| Task details |
Nothing but the pictures should be dropped; repeat the rest of the data below exactly.

Data about app and page elements

============================================================

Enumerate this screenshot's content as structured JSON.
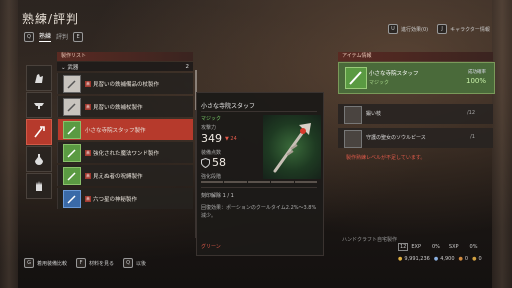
{
  "header": {
    "title": "熟練/評判",
    "tab_key_left": "Q",
    "tab_key_right": "E",
    "tabs": [
      {
        "label": "熟練"
      },
      {
        "label": "評判"
      }
    ]
  },
  "topright": {
    "key1": "U",
    "label1": "進行効果(0)",
    "key2": "J",
    "label2": "キャラクター情報"
  },
  "categories": [
    {
      "icon": "gauntlet-icon"
    },
    {
      "icon": "anvil-icon"
    },
    {
      "icon": "staff-icon"
    },
    {
      "icon": "potion-icon"
    },
    {
      "icon": "glove-icon"
    }
  ],
  "list": {
    "header": "製作リスト",
    "group": "武器",
    "group_count": "2",
    "items": [
      {
        "badge": "未",
        "label": "見習いの鉄補備品の杖製作",
        "icon_color": "gray"
      },
      {
        "badge": "未",
        "label": "見習いの鉄補杖製作",
        "icon_color": "gray"
      },
      {
        "badge": "",
        "label": "小さな寺院スタッフ製作",
        "icon_color": "green",
        "selected": true
      },
      {
        "badge": "未",
        "label": "強化された魔法ワンド製作",
        "icon_color": "green"
      },
      {
        "badge": "未",
        "label": "見えぬ者の呪縛製作",
        "icon_color": "green"
      },
      {
        "badge": "未",
        "label": "六つ星の神秘製作",
        "icon_color": "blue"
      }
    ]
  },
  "detail": {
    "name": "小さな寺院スタッフ",
    "category": "マジック",
    "atk_label": "攻撃力",
    "atk_value": "349",
    "atk_diff": "▼ 24",
    "equip_label": "装備点数",
    "equip_value": "58",
    "stage_label": "強化段階",
    "lock_label": "刻印解除 1 / 1",
    "effect": "回復効果：ポーションのクールタイム2.2%～3.8%減少。",
    "rarity": "グリーン"
  },
  "item_info": {
    "header": "アイテム情報",
    "name": "小さな寺院スタッフ",
    "grade": "マジック",
    "success_label": "成功確率",
    "success_value": "100%",
    "materials": [
      {
        "name": "鍛い枝",
        "count": "/12"
      },
      {
        "name": "守護の聖女のソウルピース",
        "count": "/1"
      }
    ],
    "warning": "製作熟練レベルが不足しています。",
    "footer": "ハンドクラフト自宅製作"
  },
  "status": {
    "level": "12",
    "exp_label": "EXP",
    "exp_value": "0%",
    "sxp_label": "SXP",
    "sxp_value": "0%",
    "gold": "9,991,236",
    "silver": "4,900",
    "a": "0",
    "b": "0"
  },
  "bottom": {
    "key1": "G",
    "label1": "着用装備比較",
    "key2": "F",
    "label2": "材料を見る",
    "key3": "Q",
    "label3": "以後"
  },
  "colors": {
    "accent": "#b63a2c",
    "positive": "#7ad06a",
    "negative": "#e05a4a"
  }
}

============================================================

| Output of the exercise |
Enumerate this screenshot's content as structured JSON.
{
  "header": {
    "title": "熟練/評判",
    "tab_key_left": "Q",
    "tab_key_right": "E",
    "tabs": [
      {
        "label": "熟練"
      },
      {
        "label": "評判"
      }
    ]
  },
  "topright": {
    "key1": "U",
    "label1": "進行効果(0)",
    "key2": "J",
    "label2": "キャラクター情報"
  },
  "categories": [
    {
      "icon": "gauntlet-icon"
    },
    {
      "icon": "anvil-icon"
    },
    {
      "icon": "staff-icon"
    },
    {
      "icon": "potion-icon"
    },
    {
      "icon": "glove-icon"
    }
  ],
  "list": {
    "header": "製作リスト",
    "group": "武器",
    "group_count": "2",
    "items": [
      {
        "badge": "未",
        "label": "見習いの鉄補備品の杖製作",
        "icon_color": "gray"
      },
      {
        "badge": "未",
        "label": "見習いの鉄補杖製作",
        "icon_color": "gray"
      },
      {
        "badge": "",
        "label": "小さな寺院スタッフ製作",
        "icon_color": "green",
        "selected": true
      },
      {
        "badge": "未",
        "label": "強化された魔法ワンド製作",
        "icon_color": "green"
      },
      {
        "badge": "未",
        "label": "見えぬ者の呪縛製作",
        "icon_color": "green"
      },
      {
        "badge": "未",
        "label": "六つ星の神秘製作",
        "icon_color": "blue"
      }
    ]
  },
  "detail": {
    "name": "小さな寺院スタッフ",
    "category": "マジック",
    "atk_label": "攻撃力",
    "atk_value": "349",
    "atk_diff": "▼ 24",
    "equip_label": "装備点数",
    "equip_value": "58",
    "stage_label": "強化段階",
    "lock_label": "刻印解除 1 / 1",
    "effect": "回復効果：ポーションのクールタイム2.2%～3.8%減少。",
    "rarity": "グリーン"
  },
  "item_info": {
    "header": "アイテム情報",
    "name": "小さな寺院スタッフ",
    "grade": "マジック",
    "success_label": "成功確率",
    "success_value": "100%",
    "materials": [
      {
        "name": "鍛い枝",
        "count": "/12"
      },
      {
        "name": "守護の聖女のソウルピース",
        "count": "/1"
      }
    ],
    "warning": "製作熟練レベルが不足しています。",
    "footer": "ハンドクラフト自宅製作"
  },
  "status": {
    "level": "12",
    "exp_label": "EXP",
    "exp_value": "0%",
    "sxp_label": "SXP",
    "sxp_value": "0%",
    "gold": "9,991,236",
    "silver": "4,900",
    "a": "0",
    "b": "0"
  },
  "bottom": {
    "key1": "G",
    "label1": "着用装備比較",
    "key2": "F",
    "label2": "材料を見る",
    "key3": "Q",
    "label3": "以後"
  },
  "colors": {
    "accent": "#b63a2c",
    "positive": "#7ad06a",
    "negative": "#e05a4a"
  }
}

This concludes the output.